***** RECORDS SHOWN

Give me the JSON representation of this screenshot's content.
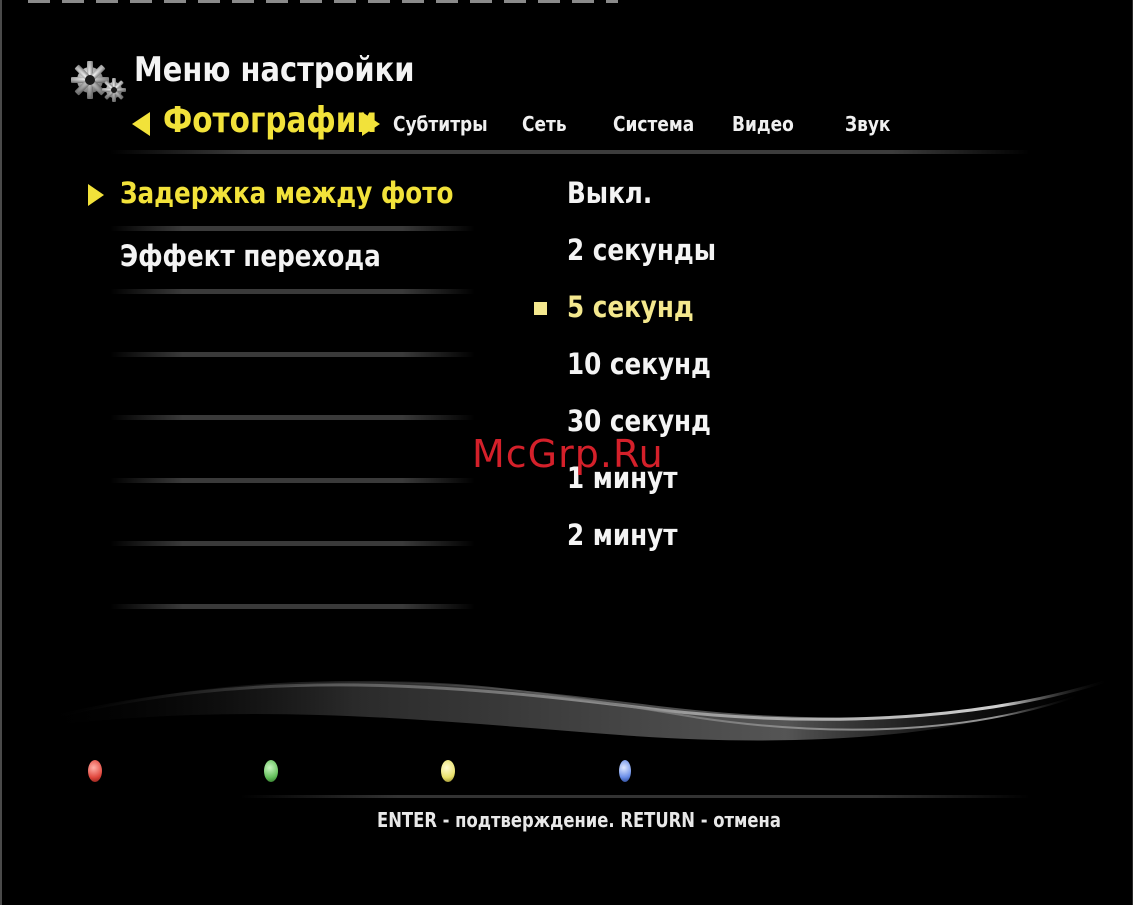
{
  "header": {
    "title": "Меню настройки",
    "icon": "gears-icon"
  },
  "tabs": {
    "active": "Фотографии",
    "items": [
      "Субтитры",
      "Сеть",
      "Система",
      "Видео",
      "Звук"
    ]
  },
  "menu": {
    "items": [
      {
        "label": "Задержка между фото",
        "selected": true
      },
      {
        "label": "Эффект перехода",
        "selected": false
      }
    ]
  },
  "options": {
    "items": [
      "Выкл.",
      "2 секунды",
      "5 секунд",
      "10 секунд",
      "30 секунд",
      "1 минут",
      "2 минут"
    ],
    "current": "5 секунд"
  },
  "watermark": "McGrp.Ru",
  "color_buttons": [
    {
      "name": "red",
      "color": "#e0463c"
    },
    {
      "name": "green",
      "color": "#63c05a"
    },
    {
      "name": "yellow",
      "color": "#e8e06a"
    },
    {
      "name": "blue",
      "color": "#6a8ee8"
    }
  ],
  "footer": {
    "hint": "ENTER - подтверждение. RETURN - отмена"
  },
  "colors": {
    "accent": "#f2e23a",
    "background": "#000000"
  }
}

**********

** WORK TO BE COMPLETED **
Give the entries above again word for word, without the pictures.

** TASK SOLUTION **
Give me the JSON representation of this screenshot's content.
{
  "header": {
    "title": "Меню настройки",
    "icon": "gears-icon"
  },
  "tabs": {
    "active": "Фотографии",
    "items": [
      "Субтитры",
      "Сеть",
      "Система",
      "Видео",
      "Звук"
    ]
  },
  "menu": {
    "items": [
      {
        "label": "Задержка между фото",
        "selected": true
      },
      {
        "label": "Эффект перехода",
        "selected": false
      }
    ]
  },
  "options": {
    "items": [
      "Выкл.",
      "2 секунды",
      "5 секунд",
      "10 секунд",
      "30 секунд",
      "1 минут",
      "2 минут"
    ],
    "current": "5 секунд"
  },
  "watermark": "McGrp.Ru",
  "color_buttons": [
    {
      "name": "red",
      "color": "#e0463c"
    },
    {
      "name": "green",
      "color": "#63c05a"
    },
    {
      "name": "yellow",
      "color": "#e8e06a"
    },
    {
      "name": "blue",
      "color": "#6a8ee8"
    }
  ],
  "footer": {
    "hint": "ENTER - подтверждение. RETURN - отмена"
  },
  "colors": {
    "accent": "#f2e23a",
    "background": "#000000"
  }
}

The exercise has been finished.